- Task input
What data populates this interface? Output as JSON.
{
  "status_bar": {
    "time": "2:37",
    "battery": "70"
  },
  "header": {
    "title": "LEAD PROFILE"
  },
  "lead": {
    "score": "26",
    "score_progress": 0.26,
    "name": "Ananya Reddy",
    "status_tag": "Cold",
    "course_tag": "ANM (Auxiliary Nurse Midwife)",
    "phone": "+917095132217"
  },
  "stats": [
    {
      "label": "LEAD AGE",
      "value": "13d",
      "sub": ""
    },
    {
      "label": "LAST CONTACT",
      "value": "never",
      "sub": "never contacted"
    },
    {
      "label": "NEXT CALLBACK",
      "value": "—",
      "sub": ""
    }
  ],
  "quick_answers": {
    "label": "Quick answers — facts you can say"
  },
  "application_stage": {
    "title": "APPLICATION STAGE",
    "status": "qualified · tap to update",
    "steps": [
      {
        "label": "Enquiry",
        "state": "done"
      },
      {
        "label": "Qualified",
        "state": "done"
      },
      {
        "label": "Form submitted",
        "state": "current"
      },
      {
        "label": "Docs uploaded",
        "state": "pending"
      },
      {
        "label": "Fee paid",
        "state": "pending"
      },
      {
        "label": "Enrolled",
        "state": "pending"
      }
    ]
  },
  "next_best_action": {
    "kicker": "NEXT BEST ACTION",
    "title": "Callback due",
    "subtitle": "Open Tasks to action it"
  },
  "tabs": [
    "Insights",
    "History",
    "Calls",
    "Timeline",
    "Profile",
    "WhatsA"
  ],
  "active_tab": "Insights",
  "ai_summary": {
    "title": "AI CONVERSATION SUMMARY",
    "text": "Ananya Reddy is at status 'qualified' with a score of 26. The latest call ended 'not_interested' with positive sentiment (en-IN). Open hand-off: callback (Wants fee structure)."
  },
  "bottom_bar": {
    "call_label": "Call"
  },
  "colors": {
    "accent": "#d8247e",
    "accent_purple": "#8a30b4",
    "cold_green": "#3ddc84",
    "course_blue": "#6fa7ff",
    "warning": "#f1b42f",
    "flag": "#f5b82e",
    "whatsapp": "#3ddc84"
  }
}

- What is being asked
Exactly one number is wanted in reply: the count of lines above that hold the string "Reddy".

- Task output
2